PROMPT
Every entry that follows must be written out exactly, apart from its pictures.

RECORDS FOR THIS EXERCISE

========================================================================

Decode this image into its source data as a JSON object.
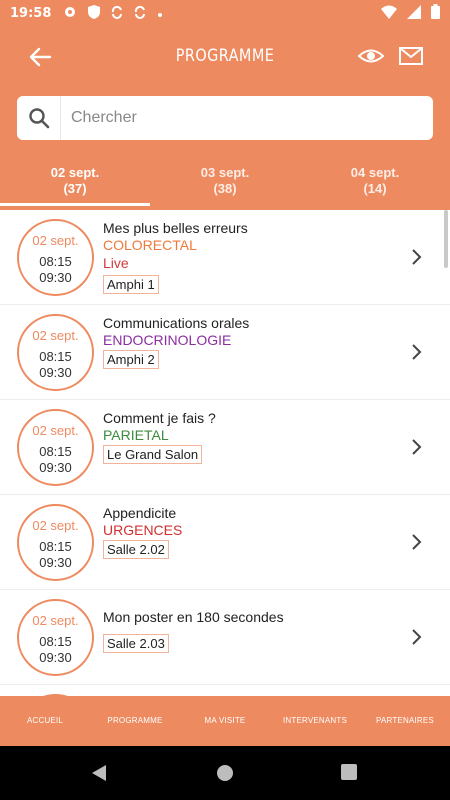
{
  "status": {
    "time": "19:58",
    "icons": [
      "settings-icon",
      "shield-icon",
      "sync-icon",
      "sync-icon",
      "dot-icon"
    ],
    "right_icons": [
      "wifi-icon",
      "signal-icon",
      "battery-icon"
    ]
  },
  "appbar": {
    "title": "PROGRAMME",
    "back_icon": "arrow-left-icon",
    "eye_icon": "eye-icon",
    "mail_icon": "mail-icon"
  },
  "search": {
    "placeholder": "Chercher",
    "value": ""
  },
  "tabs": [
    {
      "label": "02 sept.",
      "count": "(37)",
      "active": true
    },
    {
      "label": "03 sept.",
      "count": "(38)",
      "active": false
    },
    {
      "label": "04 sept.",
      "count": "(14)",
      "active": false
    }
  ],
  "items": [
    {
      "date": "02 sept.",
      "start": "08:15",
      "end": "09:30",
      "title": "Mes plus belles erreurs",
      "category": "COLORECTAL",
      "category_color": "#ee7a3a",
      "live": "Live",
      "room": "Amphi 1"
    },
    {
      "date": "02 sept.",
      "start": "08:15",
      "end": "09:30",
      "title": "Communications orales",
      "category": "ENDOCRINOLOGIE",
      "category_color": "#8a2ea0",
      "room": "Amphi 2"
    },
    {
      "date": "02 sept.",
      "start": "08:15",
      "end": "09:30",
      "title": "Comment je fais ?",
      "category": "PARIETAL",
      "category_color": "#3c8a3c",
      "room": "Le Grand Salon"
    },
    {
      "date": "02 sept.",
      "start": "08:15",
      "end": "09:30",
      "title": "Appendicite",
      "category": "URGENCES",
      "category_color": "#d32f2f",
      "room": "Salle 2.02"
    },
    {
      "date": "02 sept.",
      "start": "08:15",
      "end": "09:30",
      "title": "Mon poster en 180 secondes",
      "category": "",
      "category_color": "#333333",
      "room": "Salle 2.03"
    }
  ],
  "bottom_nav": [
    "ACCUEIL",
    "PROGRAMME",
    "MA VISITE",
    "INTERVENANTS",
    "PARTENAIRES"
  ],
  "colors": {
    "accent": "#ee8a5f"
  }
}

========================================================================

OUTPUT OF THE TASK
Decode this image into its source data as a JSON object.
{
  "status": {
    "time": "19:58",
    "icons": [
      "settings-icon",
      "shield-icon",
      "sync-icon",
      "sync-icon",
      "dot-icon"
    ],
    "right_icons": [
      "wifi-icon",
      "signal-icon",
      "battery-icon"
    ]
  },
  "appbar": {
    "title": "PROGRAMME",
    "back_icon": "arrow-left-icon",
    "eye_icon": "eye-icon",
    "mail_icon": "mail-icon"
  },
  "search": {
    "placeholder": "Chercher",
    "value": ""
  },
  "tabs": [
    {
      "label": "02 sept.",
      "count": "(37)",
      "active": true
    },
    {
      "label": "03 sept.",
      "count": "(38)",
      "active": false
    },
    {
      "label": "04 sept.",
      "count": "(14)",
      "active": false
    }
  ],
  "items": [
    {
      "date": "02 sept.",
      "start": "08:15",
      "end": "09:30",
      "title": "Mes plus belles erreurs",
      "category": "COLORECTAL",
      "category_color": "#ee7a3a",
      "live": "Live",
      "room": "Amphi 1"
    },
    {
      "date": "02 sept.",
      "start": "08:15",
      "end": "09:30",
      "title": "Communications orales",
      "category": "ENDOCRINOLOGIE",
      "category_color": "#8a2ea0",
      "room": "Amphi 2"
    },
    {
      "date": "02 sept.",
      "start": "08:15",
      "end": "09:30",
      "title": "Comment je fais ?",
      "category": "PARIETAL",
      "category_color": "#3c8a3c",
      "room": "Le Grand Salon"
    },
    {
      "date": "02 sept.",
      "start": "08:15",
      "end": "09:30",
      "title": "Appendicite",
      "category": "URGENCES",
      "category_color": "#d32f2f",
      "room": "Salle 2.02"
    },
    {
      "date": "02 sept.",
      "start": "08:15",
      "end": "09:30",
      "title": "Mon poster en 180 secondes",
      "category": "",
      "category_color": "#333333",
      "room": "Salle 2.03"
    }
  ],
  "bottom_nav": [
    "ACCUEIL",
    "PROGRAMME",
    "MA VISITE",
    "INTERVENANTS",
    "PARTENAIRES"
  ],
  "colors": {
    "accent": "#ee8a5f"
  }
}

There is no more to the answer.